Thesunset commission also suggested that the Railroad Commission be required totransfer gas utility regulation to the state's Public Utility Commission andtransfer contested gas utility cases to the Office of Administrative Hearings "topromote efficiency, effectiveness, transparency and fairness."

"Boththe State Office of Administrative Hearings (SOAH) and the Public UtilityCommission of Texas (PUC) not only have clear expertise to perform the same orsimilar functions the Railroad Commission currently conducts, they specializein these functions. SOAH provides a neutral and independent forum to conductcontested hearings for nearly 60 agencies," the sunset commission said. "Althoughthe Railroad Commission has taken steps to restructure its in-house hearingsfunction, the fairness of its contested proceedings is clouded by ongoing exparte concerns and the commission's in-house judges' lack of independence, andthe commission fails to adequately track its hearings performance."

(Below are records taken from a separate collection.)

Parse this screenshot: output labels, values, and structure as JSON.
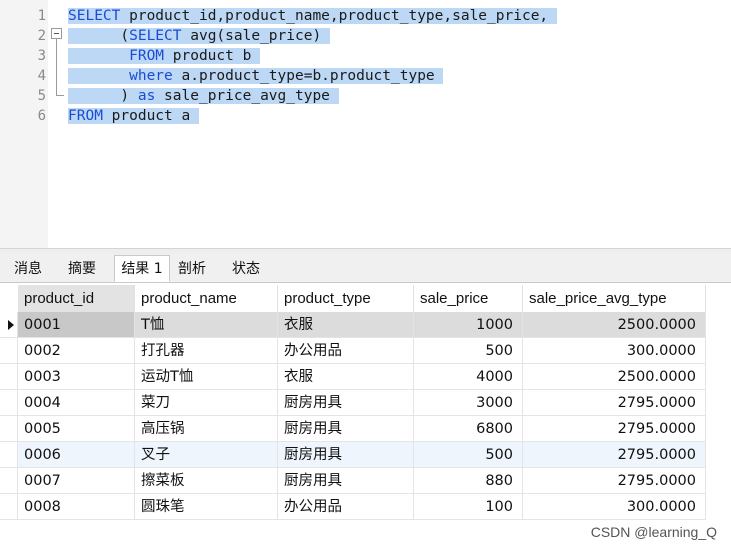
{
  "editor": {
    "line_numbers": [
      "1",
      "2",
      "3",
      "4",
      "5",
      "6"
    ],
    "lines": [
      {
        "kw1": "SELECT",
        "rest": " product_id,product_name,product_type,sale_price,"
      },
      {
        "indent": "      (",
        "kw1": "SELECT",
        "rest": " avg(sale_price)"
      },
      {
        "indent": "       ",
        "kw1": "FROM",
        "rest": " product b"
      },
      {
        "indent": "       ",
        "kw1": "where",
        "rest": " a.product_type=b.product_type"
      },
      {
        "indent": "      ) ",
        "kw1": "as",
        "rest": " sale_price_avg_type"
      },
      {
        "kw1": "FROM",
        "rest": " product a"
      }
    ]
  },
  "tabs": [
    {
      "label": "消息"
    },
    {
      "label": "摘要"
    },
    {
      "label": "结果 1"
    },
    {
      "label": "剖析"
    },
    {
      "label": "状态"
    }
  ],
  "grid": {
    "columns": [
      "product_id",
      "product_name",
      "product_type",
      "sale_price",
      "sale_price_avg_type"
    ],
    "rows": [
      [
        "0001",
        "T恤",
        "衣服",
        "1000",
        "2500.0000"
      ],
      [
        "0002",
        "打孔器",
        "办公用品",
        "500",
        "300.0000"
      ],
      [
        "0003",
        "运动T恤",
        "衣服",
        "4000",
        "2500.0000"
      ],
      [
        "0004",
        "菜刀",
        "厨房用具",
        "3000",
        "2795.0000"
      ],
      [
        "0005",
        "高压锅",
        "厨房用具",
        "6800",
        "2795.0000"
      ],
      [
        "0006",
        "叉子",
        "厨房用具",
        "500",
        "2795.0000"
      ],
      [
        "0007",
        "擦菜板",
        "厨房用具",
        "880",
        "2795.0000"
      ],
      [
        "0008",
        "圆珠笔",
        "办公用品",
        "100",
        "300.0000"
      ]
    ]
  },
  "watermark": "CSDN @learning_Q",
  "colors": {
    "selection": "#bcd8f5",
    "keyword": "#1a4bd6",
    "selected_row": "#dcdcdc"
  }
}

TheSunset Commission was also critical of the RRC's handling of oil and gasmonitoring and enforcement, saying improvements are needed to ensure public andenvironmental safety.

"Despitethe attention given to the Railroad Commission's oil and gas enforcementprogram in recent years, the agency continues to struggle to provide reliabledata to show the effectiveness of its efforts. Basic questions such as how manysevere violations occurred, what percentage of violations were repeatviolations, and how many operators with severe violations did not face legalenforcement last year remain unanswered," the sunset commission said. "Thecommission's emphasis on getting operators to take corrective action to comeinto compliance with its requirements certainly has merit, but falls short ofproviding incentive for operators to comply without first having to be told bythe commission's limited field staff."

Pipelinesafety is another issue the sunset panel took issue with, saying the RRC shouldhave the right to impose a permitting fee on pipelines and needs to step up itsenforcement activities.

"Neitherthe federal government nor the Railroad Commission enforces damage preventionrules for interstate pipelines. This regulatory gap limits Texas' ability tofully enforce damage prevention rules," it said. "Additionally, whilethe Railroad Commission has required pipeline operators to receive a permitfrom the agency to operate a pipeline for almost 100 years, it has never hadthe authority to have operators pay a permit fee to support this function."

RailroadCommissioner Ryan Sitton said he will closely examine the review.

"Ilook forward to working with members of the Sunset Commission and theLegislature to ensure that our agency is exceeding expectations and doing thekind of job everyone in Texas can be proud of," he said. "The Sunsetstaff report and our agency's response are the beginning of an importantprocess that I'm confident will make this agency more efficient and effective."